Any child who currently is receiving money to attend a private school under Republican Gov. Doug Ducey’s disputed program that uses federal COVID-19 relief money to pay for the vouchers would be included. Just 134 were as of last Tuesday, according to the governor’s office.

Rounding out the expansion would be students who attend any district that needs a new school because of enrollment growth. Schools that get more money per student than state universities charge for tuition also are in, a provision that covers nearly a third of all students in Arizona.

Boyer, the main bill’s sponsor, said he wants to give children in schools that do not meet their needs a chance to get a better education.

Republican Sen. Vince Leach said parents upset with the teaching of divisive subjects and COVID-19 restrictions are already leaving public schools, whether vouchers expand or not.

“Parents are not walking from what we know as public, and I will call it government, schools,” Leach said. “They are running; they’re absolutely, absolutely running.”

But Quezada said that proves there’s no need to provide vouchers, since open enrollment and other state policies allow students to go to any traditional public school or charter school.

“School choice is already here,” Quezada said. “No need to expand school choice. All right. We’ve done it. Good job.”

About 10,500 Arizona students currently getting Empowerment Scholarship Account vouchers cost the state about $150 million a year. More than half are disabled.

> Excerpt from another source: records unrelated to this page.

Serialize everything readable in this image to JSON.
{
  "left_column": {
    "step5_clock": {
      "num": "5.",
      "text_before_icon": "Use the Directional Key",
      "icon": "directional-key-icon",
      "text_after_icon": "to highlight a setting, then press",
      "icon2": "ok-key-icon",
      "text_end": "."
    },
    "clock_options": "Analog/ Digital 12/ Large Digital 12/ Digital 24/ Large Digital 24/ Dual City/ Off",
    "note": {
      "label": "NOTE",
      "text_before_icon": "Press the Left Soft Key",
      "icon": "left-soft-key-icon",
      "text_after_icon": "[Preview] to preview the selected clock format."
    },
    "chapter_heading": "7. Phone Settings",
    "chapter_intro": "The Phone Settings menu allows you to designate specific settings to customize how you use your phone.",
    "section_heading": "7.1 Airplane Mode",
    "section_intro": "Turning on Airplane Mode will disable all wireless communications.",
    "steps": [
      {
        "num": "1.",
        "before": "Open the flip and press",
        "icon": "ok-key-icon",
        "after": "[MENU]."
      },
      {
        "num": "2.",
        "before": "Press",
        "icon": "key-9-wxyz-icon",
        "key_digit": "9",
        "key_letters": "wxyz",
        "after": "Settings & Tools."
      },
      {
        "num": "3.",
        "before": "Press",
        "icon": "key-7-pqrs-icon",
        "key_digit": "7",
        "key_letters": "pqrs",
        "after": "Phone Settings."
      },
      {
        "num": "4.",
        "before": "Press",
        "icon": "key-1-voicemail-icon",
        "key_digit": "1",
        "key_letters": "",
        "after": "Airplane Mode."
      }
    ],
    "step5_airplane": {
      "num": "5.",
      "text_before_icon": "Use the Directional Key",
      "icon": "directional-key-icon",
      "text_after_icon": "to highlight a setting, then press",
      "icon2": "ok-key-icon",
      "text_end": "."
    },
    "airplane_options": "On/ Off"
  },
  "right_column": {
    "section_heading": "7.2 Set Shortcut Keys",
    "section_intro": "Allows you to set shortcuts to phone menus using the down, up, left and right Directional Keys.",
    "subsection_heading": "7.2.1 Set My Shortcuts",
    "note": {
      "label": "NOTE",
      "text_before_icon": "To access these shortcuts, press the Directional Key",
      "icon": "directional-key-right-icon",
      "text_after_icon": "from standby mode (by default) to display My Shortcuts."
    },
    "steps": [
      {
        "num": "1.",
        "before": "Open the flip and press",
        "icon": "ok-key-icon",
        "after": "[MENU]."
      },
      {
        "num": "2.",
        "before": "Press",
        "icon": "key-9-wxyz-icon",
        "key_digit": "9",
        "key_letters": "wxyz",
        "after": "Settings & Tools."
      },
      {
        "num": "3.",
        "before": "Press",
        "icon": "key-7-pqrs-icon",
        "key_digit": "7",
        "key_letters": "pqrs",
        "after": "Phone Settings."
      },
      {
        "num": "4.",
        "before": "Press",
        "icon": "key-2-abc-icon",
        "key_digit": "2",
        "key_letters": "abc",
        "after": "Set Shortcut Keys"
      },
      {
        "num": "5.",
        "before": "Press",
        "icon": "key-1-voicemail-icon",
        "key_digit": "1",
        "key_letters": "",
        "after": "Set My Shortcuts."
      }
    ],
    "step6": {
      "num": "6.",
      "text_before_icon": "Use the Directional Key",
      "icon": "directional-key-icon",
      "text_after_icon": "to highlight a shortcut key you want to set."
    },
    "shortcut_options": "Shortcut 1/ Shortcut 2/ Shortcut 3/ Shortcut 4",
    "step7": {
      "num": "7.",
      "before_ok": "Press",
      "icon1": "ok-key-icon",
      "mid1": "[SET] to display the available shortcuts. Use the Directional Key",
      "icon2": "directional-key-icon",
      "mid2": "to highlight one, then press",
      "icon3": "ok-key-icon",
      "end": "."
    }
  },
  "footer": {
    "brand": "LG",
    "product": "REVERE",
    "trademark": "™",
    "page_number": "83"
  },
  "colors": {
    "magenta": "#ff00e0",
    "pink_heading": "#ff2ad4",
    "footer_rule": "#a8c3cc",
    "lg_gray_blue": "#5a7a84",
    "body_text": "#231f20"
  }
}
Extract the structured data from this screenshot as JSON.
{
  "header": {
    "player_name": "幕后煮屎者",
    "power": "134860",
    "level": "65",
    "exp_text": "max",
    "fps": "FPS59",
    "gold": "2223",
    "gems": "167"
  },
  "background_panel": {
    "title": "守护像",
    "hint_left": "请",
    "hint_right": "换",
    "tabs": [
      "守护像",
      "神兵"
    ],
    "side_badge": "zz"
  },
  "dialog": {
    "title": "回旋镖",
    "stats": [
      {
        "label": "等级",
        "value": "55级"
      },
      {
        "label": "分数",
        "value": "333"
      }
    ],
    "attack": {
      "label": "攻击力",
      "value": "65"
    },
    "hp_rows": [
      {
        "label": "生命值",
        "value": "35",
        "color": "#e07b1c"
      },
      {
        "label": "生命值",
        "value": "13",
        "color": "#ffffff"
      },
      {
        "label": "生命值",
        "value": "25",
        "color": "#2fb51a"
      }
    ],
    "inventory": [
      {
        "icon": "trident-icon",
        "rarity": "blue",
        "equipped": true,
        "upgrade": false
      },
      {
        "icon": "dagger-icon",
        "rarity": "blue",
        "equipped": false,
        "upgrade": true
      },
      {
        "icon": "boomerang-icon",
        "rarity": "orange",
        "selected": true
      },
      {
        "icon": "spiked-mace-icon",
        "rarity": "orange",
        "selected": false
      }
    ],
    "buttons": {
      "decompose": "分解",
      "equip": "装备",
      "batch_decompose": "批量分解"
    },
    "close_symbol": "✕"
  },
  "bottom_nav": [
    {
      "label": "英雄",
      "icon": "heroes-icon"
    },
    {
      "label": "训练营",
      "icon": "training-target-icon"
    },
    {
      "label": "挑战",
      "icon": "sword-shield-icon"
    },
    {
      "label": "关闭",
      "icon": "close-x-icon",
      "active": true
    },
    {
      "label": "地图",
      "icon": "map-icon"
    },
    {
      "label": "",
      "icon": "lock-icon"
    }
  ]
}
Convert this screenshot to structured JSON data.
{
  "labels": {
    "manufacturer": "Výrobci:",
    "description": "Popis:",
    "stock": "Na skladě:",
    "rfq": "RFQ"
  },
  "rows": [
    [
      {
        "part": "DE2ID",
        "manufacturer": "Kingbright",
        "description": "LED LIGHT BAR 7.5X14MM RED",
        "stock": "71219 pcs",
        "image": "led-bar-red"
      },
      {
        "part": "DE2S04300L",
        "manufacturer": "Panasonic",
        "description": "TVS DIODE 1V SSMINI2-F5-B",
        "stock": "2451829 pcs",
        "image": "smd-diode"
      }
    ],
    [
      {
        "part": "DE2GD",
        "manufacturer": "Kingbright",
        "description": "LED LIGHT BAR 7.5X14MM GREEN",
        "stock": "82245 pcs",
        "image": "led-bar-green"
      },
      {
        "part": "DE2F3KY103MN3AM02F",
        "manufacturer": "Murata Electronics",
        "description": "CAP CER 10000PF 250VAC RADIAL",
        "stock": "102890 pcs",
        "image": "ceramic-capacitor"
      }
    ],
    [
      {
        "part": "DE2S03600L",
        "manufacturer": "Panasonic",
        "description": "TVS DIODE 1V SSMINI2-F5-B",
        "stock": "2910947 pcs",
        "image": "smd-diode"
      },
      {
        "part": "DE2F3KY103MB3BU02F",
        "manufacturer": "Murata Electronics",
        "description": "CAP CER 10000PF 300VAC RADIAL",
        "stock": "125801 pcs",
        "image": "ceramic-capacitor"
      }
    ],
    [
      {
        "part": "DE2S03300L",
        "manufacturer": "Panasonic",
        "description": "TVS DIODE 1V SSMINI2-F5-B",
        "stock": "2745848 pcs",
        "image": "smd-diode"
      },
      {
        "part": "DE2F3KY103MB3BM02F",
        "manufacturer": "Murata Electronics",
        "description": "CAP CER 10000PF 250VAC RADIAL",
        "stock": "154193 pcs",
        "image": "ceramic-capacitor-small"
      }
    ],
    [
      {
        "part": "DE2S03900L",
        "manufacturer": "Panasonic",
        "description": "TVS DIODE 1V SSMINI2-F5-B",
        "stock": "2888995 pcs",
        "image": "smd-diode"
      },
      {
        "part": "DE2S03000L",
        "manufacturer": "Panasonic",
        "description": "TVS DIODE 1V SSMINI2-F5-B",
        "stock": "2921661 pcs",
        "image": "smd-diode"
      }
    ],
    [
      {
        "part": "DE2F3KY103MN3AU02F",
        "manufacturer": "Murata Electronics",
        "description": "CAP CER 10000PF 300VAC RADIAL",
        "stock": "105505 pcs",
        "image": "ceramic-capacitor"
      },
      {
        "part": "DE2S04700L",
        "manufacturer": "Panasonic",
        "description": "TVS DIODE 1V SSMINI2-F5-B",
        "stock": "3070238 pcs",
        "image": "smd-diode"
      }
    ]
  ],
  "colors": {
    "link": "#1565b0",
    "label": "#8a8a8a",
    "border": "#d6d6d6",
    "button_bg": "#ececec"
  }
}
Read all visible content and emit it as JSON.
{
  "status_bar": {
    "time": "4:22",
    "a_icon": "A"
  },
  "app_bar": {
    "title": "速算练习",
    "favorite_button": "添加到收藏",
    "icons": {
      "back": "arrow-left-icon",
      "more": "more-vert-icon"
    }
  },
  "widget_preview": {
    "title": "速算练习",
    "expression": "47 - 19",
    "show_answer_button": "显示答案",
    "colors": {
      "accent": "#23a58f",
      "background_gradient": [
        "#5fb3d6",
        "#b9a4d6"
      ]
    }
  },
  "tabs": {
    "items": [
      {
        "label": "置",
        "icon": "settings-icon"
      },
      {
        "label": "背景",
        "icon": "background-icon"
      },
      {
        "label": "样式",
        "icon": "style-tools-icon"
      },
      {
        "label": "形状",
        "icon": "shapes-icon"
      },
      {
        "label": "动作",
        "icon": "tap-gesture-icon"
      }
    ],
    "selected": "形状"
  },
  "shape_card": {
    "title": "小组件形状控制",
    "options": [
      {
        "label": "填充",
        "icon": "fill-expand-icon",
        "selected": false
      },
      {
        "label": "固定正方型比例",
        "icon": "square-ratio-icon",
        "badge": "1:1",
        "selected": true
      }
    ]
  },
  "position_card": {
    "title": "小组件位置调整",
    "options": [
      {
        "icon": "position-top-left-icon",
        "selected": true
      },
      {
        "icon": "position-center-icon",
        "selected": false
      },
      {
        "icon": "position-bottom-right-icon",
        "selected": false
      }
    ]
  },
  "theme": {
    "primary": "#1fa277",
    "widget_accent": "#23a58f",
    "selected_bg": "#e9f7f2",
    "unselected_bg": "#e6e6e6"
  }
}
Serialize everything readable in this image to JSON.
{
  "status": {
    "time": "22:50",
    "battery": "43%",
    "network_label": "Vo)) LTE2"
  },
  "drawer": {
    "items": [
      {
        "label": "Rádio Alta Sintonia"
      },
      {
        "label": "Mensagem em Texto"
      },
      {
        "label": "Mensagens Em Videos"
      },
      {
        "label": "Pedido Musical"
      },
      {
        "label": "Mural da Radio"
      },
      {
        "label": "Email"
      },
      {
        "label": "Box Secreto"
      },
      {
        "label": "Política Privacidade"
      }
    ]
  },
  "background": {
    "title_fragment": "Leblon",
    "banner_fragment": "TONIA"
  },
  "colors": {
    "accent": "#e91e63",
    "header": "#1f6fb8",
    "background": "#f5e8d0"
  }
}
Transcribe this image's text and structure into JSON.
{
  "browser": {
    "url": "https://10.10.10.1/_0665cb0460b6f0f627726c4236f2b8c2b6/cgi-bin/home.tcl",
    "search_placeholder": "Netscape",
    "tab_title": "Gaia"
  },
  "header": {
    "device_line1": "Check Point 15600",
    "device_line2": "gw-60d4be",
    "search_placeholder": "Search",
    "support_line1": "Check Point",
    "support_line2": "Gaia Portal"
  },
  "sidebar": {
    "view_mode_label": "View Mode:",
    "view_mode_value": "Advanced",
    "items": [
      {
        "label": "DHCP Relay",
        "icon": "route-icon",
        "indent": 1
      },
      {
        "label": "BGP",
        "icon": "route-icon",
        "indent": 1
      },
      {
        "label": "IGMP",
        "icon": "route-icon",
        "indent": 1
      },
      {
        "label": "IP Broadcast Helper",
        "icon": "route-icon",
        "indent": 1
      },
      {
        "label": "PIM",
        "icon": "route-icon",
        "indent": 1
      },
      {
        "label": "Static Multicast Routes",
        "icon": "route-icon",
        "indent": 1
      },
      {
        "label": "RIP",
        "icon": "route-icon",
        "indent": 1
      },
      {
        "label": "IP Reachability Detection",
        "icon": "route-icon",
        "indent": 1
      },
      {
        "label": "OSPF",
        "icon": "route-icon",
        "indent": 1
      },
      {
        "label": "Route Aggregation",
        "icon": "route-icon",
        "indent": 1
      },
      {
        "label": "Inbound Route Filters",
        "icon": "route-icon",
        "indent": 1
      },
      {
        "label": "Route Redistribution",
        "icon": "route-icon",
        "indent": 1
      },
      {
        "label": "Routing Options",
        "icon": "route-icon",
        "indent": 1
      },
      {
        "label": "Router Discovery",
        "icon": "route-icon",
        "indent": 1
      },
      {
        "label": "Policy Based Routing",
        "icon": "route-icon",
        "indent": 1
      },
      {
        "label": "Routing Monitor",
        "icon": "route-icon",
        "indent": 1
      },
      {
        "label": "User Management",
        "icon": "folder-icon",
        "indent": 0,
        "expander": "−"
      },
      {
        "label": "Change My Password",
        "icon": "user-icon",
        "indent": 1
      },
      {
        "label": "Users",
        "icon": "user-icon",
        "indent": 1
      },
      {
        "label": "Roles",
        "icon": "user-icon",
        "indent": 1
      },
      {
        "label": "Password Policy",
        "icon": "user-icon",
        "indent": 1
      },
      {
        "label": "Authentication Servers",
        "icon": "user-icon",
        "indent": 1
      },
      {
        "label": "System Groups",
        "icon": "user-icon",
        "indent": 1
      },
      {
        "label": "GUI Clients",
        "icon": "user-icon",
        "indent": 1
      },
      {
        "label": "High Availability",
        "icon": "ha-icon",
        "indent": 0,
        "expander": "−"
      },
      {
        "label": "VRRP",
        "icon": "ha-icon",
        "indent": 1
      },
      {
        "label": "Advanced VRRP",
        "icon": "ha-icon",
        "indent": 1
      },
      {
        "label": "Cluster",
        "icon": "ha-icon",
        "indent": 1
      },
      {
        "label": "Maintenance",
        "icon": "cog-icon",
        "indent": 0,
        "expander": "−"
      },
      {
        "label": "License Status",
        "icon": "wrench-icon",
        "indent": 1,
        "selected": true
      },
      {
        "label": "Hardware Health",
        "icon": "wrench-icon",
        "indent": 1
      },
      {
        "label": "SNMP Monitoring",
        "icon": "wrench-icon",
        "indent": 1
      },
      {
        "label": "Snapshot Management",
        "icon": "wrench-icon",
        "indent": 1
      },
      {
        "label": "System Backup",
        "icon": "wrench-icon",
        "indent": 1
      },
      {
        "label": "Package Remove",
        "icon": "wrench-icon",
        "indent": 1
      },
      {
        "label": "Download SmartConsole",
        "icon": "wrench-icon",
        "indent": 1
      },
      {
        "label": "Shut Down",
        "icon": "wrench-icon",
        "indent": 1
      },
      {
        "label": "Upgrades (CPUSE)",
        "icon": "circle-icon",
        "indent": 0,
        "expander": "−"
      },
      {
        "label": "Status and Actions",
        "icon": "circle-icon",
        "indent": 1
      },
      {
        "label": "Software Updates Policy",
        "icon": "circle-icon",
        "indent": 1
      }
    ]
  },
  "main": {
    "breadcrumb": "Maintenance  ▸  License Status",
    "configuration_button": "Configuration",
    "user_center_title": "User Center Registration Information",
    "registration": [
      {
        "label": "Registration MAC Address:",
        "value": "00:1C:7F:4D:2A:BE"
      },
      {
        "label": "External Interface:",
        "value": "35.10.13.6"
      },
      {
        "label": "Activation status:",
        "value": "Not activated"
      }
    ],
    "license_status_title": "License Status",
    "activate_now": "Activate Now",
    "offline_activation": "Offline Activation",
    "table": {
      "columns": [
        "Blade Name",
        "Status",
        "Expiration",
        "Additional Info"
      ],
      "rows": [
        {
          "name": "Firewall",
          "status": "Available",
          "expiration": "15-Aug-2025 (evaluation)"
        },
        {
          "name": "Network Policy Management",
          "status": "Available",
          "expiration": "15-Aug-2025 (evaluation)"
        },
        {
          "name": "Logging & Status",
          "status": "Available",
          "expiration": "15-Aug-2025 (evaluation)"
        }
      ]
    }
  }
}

Under the program, parents get 90% of the state funds that normally go to their local public school to use for private school tuition and other education costs. Disabled students can receive up to $40,000 for specialized therapy.